# Problem to work on
Please output the entries below without altering a single character.

Data records for software interfaces:

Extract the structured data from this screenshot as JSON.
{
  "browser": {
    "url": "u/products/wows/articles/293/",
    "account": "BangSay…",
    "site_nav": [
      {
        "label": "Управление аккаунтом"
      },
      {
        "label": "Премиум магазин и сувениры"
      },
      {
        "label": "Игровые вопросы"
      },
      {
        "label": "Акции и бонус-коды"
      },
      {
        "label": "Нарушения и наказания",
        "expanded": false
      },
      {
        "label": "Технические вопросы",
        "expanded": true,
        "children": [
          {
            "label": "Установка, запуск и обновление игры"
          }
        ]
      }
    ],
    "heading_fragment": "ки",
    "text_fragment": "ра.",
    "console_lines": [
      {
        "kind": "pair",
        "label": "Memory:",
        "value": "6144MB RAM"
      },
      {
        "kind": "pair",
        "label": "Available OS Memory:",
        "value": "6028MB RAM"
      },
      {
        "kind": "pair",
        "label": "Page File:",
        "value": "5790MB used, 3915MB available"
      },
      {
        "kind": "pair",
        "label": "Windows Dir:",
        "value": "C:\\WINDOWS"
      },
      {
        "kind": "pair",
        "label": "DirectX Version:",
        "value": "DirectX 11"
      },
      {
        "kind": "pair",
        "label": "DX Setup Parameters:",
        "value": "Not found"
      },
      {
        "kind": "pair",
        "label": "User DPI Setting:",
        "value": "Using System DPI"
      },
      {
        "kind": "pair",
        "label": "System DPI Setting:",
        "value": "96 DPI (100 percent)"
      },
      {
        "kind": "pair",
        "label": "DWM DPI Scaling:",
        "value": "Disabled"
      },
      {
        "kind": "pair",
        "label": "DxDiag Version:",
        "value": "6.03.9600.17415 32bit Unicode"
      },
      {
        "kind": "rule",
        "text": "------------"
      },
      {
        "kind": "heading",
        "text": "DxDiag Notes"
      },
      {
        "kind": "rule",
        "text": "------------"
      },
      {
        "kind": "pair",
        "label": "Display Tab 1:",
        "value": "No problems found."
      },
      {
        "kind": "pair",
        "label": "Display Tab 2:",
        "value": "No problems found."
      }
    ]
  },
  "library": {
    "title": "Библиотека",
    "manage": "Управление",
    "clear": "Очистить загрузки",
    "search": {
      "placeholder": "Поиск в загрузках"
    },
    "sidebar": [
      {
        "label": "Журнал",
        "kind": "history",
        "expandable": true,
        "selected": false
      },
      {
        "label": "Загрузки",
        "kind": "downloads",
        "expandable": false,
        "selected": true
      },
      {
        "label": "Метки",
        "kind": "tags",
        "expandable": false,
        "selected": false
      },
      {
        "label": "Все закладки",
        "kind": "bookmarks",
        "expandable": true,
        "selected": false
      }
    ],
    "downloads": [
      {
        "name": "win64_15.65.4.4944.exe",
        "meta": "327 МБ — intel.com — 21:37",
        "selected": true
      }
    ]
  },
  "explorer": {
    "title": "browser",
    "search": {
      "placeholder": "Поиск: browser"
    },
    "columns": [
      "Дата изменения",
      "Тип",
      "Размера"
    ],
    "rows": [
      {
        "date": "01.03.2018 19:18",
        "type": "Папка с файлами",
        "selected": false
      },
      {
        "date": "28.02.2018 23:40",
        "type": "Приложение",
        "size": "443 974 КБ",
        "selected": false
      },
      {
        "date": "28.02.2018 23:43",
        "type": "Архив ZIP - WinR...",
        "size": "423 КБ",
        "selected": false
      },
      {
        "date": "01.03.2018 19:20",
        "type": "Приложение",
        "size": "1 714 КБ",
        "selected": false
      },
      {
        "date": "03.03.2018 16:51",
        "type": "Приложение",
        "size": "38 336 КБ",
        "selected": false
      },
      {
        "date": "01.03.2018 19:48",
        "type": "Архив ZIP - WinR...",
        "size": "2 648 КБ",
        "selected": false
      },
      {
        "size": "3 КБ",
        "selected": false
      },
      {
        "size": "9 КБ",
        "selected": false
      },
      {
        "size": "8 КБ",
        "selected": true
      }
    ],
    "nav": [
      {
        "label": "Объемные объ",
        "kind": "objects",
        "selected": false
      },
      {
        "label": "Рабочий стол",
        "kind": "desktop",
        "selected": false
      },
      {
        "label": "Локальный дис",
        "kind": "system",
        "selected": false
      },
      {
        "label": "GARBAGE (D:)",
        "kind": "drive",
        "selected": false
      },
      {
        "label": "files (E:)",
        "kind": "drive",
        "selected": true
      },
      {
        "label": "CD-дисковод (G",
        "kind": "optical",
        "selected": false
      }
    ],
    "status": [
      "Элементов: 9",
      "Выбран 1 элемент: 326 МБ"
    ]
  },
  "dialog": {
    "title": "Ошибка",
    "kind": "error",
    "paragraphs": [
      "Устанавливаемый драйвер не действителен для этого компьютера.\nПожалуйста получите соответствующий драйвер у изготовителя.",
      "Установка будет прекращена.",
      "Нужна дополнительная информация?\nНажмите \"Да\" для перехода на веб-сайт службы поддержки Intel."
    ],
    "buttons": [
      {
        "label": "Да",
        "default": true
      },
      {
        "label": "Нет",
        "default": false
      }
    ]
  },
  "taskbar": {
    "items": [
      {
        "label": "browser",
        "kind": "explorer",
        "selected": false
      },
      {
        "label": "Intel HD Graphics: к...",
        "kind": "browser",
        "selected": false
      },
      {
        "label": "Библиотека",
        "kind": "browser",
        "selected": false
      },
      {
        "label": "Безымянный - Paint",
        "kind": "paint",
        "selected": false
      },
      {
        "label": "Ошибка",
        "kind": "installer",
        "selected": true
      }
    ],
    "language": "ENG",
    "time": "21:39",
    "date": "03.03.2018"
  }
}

# Exercise solution
Extract the structured data from this screenshot as JSON.
{
  "browser": {
    "url": "u/products/wows/articles/293/",
    "account": "BangSay…",
    "site_nav": [
      {
        "label": "Управление аккаунтом"
      },
      {
        "label": "Премиум магазин и сувениры"
      },
      {
        "label": "Игровые вопросы"
      },
      {
        "label": "Акции и бонус-коды"
      },
      {
        "label": "Нарушения и наказания",
        "expanded": false
      },
      {
        "label": "Технические вопросы",
        "expanded": true,
        "children": [
          {
            "label": "Установка, запуск и обновление игры"
          }
        ]
      }
    ],
    "heading_fragment": "ки",
    "text_fragment": "ра.",
    "console_lines": [
      {
        "kind": "pair",
        "label": "Memory:",
        "value": "6144MB RAM"
      },
      {
        "kind": "pair",
        "label": "Available OS Memory:",
        "value": "6028MB RAM"
      },
      {
        "kind": "pair",
        "label": "Page File:",
        "value": "5790MB used, 3915MB available"
      },
      {
        "kind": "pair",
        "label": "Windows Dir:",
        "value": "C:\\WINDOWS"
      },
      {
        "kind": "pair",
        "label": "DirectX Version:",
        "value": "DirectX 11"
      },
      {
        "kind": "pair",
        "label": "DX Setup Parameters:",
        "value": "Not found"
      },
      {
        "kind": "pair",
        "label": "User DPI Setting:",
        "value": "Using System DPI"
      },
      {
        "kind": "pair",
        "label": "System DPI Setting:",
        "value": "96 DPI (100 percent)"
      },
      {
        "kind": "pair",
        "label": "DWM DPI Scaling:",
        "value": "Disabled"
      },
      {
        "kind": "pair",
        "label": "DxDiag Version:",
        "value": "6.03.9600.17415 32bit Unicode"
      },
      {
        "kind": "rule",
        "text": "------------"
      },
      {
        "kind": "heading",
        "text": "DxDiag Notes"
      },
      {
        "kind": "rule",
        "text": "------------"
      },
      {
        "kind": "pair",
        "label": "Display Tab 1:",
        "value": "No problems found."
      },
      {
        "kind": "pair",
        "label": "Display Tab 2:",
        "value": "No problems found."
      }
    ]
  },
  "library": {
    "title": "Библиотека",
    "manage": "Управление",
    "clear": "Очистить загрузки",
    "search": {
      "placeholder": "Поиск в загрузках"
    },
    "sidebar": [
      {
        "label": "Журнал",
        "kind": "history",
        "expandable": true,
        "selected": false
      },
      {
        "label": "Загрузки",
        "kind": "downloads",
        "expandable": false,
        "selected": true
      },
      {
        "label": "Метки",
        "kind": "tags",
        "expandable": false,
        "selected": false
      },
      {
        "label": "Все закладки",
        "kind": "bookmarks",
        "expandable": true,
        "selected": false
      }
    ],
    "downloads": [
      {
        "name": "win64_15.65.4.4944.exe",
        "meta": "327 МБ — intel.com — 21:37",
        "selected": true
      }
    ]
  },
  "explorer": {
    "title": "browser",
    "search": {
      "placeholder": "Поиск: browser"
    },
    "columns": [
      "Дата изменения",
      "Тип",
      "Размера"
    ],
    "rows": [
      {
        "date": "01.03.2018 19:18",
        "type": "Папка с файлами",
        "selected": false
      },
      {
        "date": "28.02.2018 23:40",
        "type": "Приложение",
        "size": "443 974 КБ",
        "selected": false
      },
      {
        "date": "28.02.2018 23:43",
        "type": "Архив ZIP - WinR...",
        "size": "423 КБ",
        "selected": false
      },
      {
        "date": "01.03.2018 19:20",
        "type": "Приложение",
        "size": "1 714 КБ",
        "selected": false
      },
      {
        "date": "03.03.2018 16:51",
        "type": "Приложение",
        "size": "38 336 КБ",
        "selected": false
      },
      {
        "date": "01.03.2018 19:48",
        "type": "Архив ZIP - WinR...",
        "size": "2 648 КБ",
        "selected": false
      },
      {
        "size": "3 КБ",
        "selected": false
      },
      {
        "size": "9 КБ",
        "selected": false
      },
      {
        "size": "8 КБ",
        "selected": true
      }
    ],
    "nav": [
      {
        "label": "Объемные объ",
        "kind": "objects",
        "selected": false
      },
      {
        "label": "Рабочий стол",
        "kind": "desktop",
        "selected": false
      },
      {
        "label": "Локальный дис",
        "kind": "system",
        "selected": false
      },
      {
        "label": "GARBAGE (D:)",
        "kind": "drive",
        "selected": false
      },
      {
        "label": "files (E:)",
        "kind": "drive",
        "selected": true
      },
      {
        "label": "CD-дисковод (G",
        "kind": "optical",
        "selected": false
      }
    ],
    "status": [
      "Элементов: 9",
      "Выбран 1 элемент: 326 МБ"
    ]
  },
  "dialog": {
    "title": "Ошибка",
    "kind": "error",
    "paragraphs": [
      "Устанавливаемый драйвер не действителен для этого компьютера.\nПожалуйста получите соответствующий драйвер у изготовителя.",
      "Установка будет прекращена.",
      "Нужна дополнительная информация?\nНажмите \"Да\" для перехода на веб-сайт службы поддержки Intel."
    ],
    "buttons": [
      {
        "label": "Да",
        "default": true
      },
      {
        "label": "Нет",
        "default": false
      }
    ]
  },
  "taskbar": {
    "items": [
      {
        "label": "browser",
        "kind": "explorer",
        "selected": false
      },
      {
        "label": "Intel HD Graphics: к...",
        "kind": "browser",
        "selected": false
      },
      {
        "label": "Библиотека",
        "kind": "browser",
        "selected": false
      },
      {
        "label": "Безымянный - Paint",
        "kind": "paint",
        "selected": false
      },
      {
        "label": "Ошибка",
        "kind": "installer",
        "selected": true
      }
    ],
    "language": "ENG",
    "time": "21:39",
    "date": "03.03.2018"
  }
}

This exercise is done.